Items from a dataset
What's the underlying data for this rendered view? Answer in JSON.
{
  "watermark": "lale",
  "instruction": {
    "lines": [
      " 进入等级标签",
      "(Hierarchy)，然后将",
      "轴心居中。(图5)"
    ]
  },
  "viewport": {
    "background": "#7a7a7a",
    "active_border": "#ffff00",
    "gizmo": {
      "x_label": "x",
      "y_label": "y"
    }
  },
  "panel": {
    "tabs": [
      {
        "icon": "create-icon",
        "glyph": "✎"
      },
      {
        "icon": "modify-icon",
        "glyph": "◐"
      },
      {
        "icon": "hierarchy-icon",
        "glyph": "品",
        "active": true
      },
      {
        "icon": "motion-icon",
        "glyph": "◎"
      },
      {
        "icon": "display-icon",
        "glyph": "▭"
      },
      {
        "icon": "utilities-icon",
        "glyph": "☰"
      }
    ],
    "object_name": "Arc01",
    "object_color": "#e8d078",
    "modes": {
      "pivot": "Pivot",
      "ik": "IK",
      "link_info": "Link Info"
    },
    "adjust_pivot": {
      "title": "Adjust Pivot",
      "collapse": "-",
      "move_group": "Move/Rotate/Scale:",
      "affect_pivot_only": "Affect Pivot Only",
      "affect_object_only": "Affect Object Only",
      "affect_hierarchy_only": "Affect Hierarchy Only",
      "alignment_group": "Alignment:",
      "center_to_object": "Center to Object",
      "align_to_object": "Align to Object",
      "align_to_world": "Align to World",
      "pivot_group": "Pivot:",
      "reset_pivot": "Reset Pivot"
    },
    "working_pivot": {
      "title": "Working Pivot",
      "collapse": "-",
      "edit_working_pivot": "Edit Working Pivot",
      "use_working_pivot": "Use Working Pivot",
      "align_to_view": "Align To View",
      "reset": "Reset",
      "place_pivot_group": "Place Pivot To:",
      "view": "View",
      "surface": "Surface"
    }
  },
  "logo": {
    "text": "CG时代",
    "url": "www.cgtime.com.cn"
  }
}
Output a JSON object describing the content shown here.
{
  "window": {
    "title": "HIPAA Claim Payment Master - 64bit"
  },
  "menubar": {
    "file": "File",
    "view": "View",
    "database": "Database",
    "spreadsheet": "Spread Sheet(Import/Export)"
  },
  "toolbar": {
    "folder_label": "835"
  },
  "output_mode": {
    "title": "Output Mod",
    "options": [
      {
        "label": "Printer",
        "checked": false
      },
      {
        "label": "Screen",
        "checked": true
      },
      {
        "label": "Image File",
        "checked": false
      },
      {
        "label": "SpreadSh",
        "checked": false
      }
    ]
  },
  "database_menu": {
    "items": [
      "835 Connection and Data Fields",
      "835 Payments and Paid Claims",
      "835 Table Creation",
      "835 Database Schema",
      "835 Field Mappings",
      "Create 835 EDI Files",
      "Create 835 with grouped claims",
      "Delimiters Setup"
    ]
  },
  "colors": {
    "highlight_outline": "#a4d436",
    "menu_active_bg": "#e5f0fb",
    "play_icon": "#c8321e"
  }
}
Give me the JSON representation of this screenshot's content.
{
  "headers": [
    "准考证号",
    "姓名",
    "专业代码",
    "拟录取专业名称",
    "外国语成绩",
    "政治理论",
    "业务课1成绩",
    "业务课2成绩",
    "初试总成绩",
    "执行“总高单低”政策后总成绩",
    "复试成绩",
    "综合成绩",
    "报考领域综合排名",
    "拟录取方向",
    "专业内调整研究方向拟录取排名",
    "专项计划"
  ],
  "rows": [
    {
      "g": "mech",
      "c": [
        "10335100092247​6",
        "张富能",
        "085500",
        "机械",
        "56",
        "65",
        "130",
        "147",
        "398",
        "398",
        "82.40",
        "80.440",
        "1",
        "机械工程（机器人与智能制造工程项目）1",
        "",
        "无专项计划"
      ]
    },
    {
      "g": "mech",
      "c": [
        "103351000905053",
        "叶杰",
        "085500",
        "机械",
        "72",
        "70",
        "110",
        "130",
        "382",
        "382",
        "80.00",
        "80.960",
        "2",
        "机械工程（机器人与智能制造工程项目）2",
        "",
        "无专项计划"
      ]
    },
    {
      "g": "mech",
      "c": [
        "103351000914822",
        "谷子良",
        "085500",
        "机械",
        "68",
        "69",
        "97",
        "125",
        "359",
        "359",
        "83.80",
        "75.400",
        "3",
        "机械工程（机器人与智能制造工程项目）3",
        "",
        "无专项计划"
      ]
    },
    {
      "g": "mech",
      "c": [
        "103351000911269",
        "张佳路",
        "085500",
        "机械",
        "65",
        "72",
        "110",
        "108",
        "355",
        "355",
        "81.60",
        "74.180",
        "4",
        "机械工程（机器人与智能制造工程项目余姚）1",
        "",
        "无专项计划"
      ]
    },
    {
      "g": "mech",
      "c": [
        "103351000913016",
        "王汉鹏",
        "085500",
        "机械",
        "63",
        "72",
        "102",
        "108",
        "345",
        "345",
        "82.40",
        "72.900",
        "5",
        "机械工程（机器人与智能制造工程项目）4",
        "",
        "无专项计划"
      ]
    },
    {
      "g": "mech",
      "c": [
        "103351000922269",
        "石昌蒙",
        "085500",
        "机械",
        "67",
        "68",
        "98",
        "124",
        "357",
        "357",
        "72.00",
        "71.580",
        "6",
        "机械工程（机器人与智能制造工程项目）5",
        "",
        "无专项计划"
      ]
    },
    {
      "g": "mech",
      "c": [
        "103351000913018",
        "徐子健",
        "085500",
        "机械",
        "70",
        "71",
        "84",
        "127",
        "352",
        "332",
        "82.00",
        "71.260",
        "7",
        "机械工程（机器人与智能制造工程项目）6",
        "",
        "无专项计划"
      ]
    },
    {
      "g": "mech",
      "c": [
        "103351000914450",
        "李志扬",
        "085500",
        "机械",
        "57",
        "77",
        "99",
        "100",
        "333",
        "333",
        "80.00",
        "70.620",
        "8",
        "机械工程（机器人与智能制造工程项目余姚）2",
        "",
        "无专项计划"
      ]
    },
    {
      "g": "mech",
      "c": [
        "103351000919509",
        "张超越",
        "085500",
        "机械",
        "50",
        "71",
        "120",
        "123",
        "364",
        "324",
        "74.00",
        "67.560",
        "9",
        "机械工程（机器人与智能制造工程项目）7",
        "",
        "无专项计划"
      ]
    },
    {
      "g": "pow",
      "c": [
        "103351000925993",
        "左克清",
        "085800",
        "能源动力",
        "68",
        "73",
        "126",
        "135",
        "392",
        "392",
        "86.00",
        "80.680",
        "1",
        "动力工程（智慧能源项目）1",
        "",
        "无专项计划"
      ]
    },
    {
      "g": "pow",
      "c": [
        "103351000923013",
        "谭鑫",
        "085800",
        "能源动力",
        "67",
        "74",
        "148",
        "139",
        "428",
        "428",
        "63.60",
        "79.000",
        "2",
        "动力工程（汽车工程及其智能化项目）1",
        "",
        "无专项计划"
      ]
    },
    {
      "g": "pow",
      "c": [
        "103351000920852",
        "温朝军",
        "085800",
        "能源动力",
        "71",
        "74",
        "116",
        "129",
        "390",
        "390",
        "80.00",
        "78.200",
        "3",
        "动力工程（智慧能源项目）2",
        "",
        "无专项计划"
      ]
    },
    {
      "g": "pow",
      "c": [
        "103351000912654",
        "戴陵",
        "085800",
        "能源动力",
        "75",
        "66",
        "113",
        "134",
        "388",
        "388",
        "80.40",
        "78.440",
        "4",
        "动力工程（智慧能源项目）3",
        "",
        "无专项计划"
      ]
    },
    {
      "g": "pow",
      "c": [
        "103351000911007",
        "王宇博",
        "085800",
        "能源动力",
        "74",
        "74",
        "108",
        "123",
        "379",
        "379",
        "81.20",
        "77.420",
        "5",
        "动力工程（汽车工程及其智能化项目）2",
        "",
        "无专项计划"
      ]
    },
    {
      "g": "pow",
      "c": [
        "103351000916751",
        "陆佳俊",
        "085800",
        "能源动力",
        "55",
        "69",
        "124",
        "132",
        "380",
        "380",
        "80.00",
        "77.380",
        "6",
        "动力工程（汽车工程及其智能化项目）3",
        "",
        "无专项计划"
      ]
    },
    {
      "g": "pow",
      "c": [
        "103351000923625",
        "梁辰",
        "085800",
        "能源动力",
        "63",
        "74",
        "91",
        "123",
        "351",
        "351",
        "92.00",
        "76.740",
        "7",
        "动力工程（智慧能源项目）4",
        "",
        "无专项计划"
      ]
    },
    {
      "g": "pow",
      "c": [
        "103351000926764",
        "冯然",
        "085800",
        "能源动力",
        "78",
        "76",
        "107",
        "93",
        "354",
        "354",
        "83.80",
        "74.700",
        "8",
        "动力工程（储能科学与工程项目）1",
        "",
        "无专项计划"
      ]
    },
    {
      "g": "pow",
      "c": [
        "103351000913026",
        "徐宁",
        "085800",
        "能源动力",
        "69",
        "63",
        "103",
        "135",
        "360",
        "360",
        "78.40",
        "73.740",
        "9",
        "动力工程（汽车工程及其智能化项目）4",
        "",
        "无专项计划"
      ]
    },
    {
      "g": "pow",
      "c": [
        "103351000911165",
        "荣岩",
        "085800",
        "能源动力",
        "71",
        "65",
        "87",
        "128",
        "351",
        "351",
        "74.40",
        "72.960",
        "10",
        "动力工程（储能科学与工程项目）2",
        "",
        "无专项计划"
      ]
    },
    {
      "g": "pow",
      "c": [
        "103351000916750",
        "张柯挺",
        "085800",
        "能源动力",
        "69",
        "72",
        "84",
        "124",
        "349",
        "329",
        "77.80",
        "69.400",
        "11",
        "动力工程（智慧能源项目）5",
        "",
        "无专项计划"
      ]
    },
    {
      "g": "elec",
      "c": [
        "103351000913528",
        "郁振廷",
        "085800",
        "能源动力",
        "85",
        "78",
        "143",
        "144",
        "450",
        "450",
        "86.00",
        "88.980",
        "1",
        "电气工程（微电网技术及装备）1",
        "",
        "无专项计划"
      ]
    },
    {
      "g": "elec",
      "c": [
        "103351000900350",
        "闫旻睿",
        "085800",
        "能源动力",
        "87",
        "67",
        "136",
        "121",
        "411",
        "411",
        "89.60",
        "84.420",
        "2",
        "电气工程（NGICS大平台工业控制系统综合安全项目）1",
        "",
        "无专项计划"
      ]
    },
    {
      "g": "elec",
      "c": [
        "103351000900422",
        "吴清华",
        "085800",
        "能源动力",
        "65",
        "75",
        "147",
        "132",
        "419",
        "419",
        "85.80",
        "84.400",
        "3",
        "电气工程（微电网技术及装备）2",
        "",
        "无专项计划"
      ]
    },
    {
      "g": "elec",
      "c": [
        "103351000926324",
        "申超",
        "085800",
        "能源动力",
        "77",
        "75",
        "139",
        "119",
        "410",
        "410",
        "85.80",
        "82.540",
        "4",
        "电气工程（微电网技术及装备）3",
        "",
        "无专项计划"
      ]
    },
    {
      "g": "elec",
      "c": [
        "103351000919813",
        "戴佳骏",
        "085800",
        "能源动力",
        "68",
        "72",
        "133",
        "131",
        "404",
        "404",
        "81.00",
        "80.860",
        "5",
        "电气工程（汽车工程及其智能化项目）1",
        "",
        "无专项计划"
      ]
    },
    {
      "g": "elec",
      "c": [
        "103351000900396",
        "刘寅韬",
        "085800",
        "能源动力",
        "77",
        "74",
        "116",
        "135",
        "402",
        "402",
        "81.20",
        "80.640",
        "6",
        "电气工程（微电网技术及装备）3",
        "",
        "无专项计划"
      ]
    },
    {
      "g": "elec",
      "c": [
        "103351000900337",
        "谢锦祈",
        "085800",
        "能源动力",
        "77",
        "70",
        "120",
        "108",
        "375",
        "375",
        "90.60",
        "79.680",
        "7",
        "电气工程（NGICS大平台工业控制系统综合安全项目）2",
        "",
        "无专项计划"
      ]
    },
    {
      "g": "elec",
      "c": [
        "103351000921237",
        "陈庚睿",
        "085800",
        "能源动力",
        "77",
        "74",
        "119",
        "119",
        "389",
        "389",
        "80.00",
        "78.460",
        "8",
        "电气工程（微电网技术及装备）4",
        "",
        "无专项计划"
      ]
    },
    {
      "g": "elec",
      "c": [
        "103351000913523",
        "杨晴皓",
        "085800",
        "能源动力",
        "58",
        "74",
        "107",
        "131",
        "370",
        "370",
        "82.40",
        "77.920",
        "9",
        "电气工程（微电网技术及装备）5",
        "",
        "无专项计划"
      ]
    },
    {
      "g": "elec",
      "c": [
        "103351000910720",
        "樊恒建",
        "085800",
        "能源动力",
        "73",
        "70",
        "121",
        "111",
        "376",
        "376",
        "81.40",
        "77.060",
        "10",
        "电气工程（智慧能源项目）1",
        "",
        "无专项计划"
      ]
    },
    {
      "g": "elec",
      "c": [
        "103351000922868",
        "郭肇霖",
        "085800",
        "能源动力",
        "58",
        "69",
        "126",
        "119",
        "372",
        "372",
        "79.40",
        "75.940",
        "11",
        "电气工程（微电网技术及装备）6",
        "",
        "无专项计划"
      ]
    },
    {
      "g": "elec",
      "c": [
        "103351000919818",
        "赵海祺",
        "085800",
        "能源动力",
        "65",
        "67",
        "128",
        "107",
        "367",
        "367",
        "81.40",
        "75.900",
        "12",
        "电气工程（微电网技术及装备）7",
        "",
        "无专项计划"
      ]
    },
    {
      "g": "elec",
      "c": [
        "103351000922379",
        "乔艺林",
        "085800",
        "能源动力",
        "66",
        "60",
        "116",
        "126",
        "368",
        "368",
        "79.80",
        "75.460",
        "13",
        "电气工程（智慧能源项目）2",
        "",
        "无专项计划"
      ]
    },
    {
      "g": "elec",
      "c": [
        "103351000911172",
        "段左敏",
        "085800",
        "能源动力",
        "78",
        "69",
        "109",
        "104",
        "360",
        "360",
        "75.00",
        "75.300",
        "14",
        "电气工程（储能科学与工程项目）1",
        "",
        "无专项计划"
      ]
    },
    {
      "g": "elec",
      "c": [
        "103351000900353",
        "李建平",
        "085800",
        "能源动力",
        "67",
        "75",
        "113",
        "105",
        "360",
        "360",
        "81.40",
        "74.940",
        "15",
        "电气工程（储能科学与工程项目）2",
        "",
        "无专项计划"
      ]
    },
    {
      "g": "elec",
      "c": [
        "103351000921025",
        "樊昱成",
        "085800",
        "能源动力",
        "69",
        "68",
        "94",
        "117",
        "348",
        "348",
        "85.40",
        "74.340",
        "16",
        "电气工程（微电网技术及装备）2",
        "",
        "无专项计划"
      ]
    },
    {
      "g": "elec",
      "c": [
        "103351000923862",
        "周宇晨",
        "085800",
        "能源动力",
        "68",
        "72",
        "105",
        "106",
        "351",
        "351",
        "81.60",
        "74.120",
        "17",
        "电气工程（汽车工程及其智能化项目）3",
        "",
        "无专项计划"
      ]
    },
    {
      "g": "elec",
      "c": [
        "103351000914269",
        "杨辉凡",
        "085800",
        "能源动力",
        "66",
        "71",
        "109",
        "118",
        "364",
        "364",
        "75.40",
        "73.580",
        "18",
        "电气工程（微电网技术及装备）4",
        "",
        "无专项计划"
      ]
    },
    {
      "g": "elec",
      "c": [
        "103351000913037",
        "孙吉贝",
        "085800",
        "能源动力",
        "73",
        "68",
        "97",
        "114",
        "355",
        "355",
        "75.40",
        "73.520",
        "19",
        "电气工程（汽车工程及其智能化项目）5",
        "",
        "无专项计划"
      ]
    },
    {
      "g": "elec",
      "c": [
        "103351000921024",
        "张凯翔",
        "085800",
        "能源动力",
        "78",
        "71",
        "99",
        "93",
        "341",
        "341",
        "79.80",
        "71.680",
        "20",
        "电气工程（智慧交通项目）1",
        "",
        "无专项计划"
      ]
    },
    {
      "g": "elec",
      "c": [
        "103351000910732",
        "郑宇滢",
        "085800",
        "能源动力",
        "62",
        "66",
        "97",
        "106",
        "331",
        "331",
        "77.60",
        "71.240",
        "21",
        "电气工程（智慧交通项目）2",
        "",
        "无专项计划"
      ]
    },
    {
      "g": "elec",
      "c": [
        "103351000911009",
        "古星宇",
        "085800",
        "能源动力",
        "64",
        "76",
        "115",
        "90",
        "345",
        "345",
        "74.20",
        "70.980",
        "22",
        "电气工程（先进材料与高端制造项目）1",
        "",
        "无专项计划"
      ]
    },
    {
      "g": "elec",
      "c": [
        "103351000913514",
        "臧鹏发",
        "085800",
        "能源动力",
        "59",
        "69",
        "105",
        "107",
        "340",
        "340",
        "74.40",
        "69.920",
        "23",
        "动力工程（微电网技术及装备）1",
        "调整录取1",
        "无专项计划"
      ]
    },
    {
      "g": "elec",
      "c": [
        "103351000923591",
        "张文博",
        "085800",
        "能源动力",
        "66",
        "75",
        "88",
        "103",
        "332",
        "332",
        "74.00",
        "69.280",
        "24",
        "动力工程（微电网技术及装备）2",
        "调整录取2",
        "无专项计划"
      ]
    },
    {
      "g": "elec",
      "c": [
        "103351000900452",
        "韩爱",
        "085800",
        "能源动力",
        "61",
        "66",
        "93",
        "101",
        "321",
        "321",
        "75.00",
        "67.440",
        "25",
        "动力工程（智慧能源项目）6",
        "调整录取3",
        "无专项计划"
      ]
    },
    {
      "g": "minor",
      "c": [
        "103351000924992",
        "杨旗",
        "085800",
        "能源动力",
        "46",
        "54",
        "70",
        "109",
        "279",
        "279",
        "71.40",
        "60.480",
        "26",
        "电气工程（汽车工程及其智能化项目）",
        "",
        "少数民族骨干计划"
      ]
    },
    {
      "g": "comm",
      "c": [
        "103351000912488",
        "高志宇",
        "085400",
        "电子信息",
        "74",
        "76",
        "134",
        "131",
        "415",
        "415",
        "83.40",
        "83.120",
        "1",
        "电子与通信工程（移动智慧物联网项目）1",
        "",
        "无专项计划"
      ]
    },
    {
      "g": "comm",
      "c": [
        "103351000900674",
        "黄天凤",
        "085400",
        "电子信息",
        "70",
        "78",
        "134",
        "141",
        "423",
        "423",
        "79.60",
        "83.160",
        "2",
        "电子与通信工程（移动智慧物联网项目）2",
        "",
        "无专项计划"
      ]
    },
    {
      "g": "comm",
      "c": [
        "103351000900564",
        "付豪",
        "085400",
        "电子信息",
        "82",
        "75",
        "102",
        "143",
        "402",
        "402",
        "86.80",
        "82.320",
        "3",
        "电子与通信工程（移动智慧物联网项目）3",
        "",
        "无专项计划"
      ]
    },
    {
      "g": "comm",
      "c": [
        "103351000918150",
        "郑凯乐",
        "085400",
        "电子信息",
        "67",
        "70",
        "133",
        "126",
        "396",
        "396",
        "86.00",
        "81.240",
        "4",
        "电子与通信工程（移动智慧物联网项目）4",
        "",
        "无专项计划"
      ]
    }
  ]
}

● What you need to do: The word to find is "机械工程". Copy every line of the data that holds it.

● Solution to the problem:
        "机械工程（机器人与智能制造工程项目）1",
        "机械工程（机器人与智能制造工程项目）2",
        "机械工程（机器人与智能制造工程项目）3",
        "机械工程（机器人与智能制造工程项目余姚）1",
        "机械工程（机器人与智能制造工程项目）4",
        "机械工程（机器人与智能制造工程项目）5",
        "机械工程（机器人与智能制造工程项目）6",
        "机械工程（机器人与智能制造工程项目余姚）2",
        "机械工程（机器人与智能制造工程项目）7",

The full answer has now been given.